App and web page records
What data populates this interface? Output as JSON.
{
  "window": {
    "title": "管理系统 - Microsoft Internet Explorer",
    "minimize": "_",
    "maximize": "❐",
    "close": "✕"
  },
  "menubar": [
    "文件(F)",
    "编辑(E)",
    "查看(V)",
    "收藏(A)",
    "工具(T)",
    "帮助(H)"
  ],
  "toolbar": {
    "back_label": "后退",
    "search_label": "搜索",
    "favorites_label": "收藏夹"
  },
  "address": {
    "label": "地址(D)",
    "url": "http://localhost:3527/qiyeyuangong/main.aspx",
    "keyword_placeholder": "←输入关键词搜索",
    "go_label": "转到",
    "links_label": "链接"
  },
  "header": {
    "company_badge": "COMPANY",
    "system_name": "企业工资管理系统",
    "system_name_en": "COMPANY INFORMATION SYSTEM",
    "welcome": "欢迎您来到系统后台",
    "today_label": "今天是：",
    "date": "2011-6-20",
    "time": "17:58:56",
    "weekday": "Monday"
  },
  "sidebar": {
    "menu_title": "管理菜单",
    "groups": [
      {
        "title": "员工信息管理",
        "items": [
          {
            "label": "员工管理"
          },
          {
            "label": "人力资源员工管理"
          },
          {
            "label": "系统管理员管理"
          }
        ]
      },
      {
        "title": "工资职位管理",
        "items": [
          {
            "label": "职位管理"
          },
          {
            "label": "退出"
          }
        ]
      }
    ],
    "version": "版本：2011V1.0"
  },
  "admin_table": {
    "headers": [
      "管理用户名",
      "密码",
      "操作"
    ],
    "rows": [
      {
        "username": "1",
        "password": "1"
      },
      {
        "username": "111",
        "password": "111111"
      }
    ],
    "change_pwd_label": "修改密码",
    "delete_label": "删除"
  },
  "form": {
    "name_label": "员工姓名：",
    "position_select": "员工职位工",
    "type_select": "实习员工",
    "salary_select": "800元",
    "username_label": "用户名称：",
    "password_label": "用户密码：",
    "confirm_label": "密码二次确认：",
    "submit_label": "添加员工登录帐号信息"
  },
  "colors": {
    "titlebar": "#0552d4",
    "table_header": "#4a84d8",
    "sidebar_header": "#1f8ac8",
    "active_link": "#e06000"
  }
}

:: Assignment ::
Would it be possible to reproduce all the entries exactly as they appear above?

:: Response to this task ::
What data populates this interface? Output as JSON.
{
  "window": {
    "title": "管理系统 - Microsoft Internet Explorer",
    "minimize": "_",
    "maximize": "❐",
    "close": "✕"
  },
  "menubar": [
    "文件(F)",
    "编辑(E)",
    "查看(V)",
    "收藏(A)",
    "工具(T)",
    "帮助(H)"
  ],
  "toolbar": {
    "back_label": "后退",
    "search_label": "搜索",
    "favorites_label": "收藏夹"
  },
  "address": {
    "label": "地址(D)",
    "url": "http://localhost:3527/qiyeyuangong/main.aspx",
    "keyword_placeholder": "←输入关键词搜索",
    "go_label": "转到",
    "links_label": "链接"
  },
  "header": {
    "company_badge": "COMPANY",
    "system_name": "企业工资管理系统",
    "system_name_en": "COMPANY INFORMATION SYSTEM",
    "welcome": "欢迎您来到系统后台",
    "today_label": "今天是：",
    "date": "2011-6-20",
    "time": "17:58:56",
    "weekday": "Monday"
  },
  "sidebar": {
    "menu_title": "管理菜单",
    "groups": [
      {
        "title": "员工信息管理",
        "items": [
          {
            "label": "员工管理"
          },
          {
            "label": "人力资源员工管理"
          },
          {
            "label": "系统管理员管理"
          }
        ]
      },
      {
        "title": "工资职位管理",
        "items": [
          {
            "label": "职位管理"
          },
          {
            "label": "退出"
          }
        ]
      }
    ],
    "version": "版本：2011V1.0"
  },
  "admin_table": {
    "headers": [
      "管理用户名",
      "密码",
      "操作"
    ],
    "rows": [
      {
        "username": "1",
        "password": "1"
      },
      {
        "username": "111",
        "password": "111111"
      }
    ],
    "change_pwd_label": "修改密码",
    "delete_label": "删除"
  },
  "form": {
    "name_label": "员工姓名：",
    "position_select": "员工职位工",
    "type_select": "实习员工",
    "salary_select": "800元",
    "username_label": "用户名称：",
    "password_label": "用户密码：",
    "confirm_label": "密码二次确认：",
    "submit_label": "添加员工登录帐号信息"
  },
  "colors": {
    "titlebar": "#0552d4",
    "table_header": "#4a84d8",
    "sidebar_header": "#1f8ac8",
    "active_link": "#e06000"
  }
}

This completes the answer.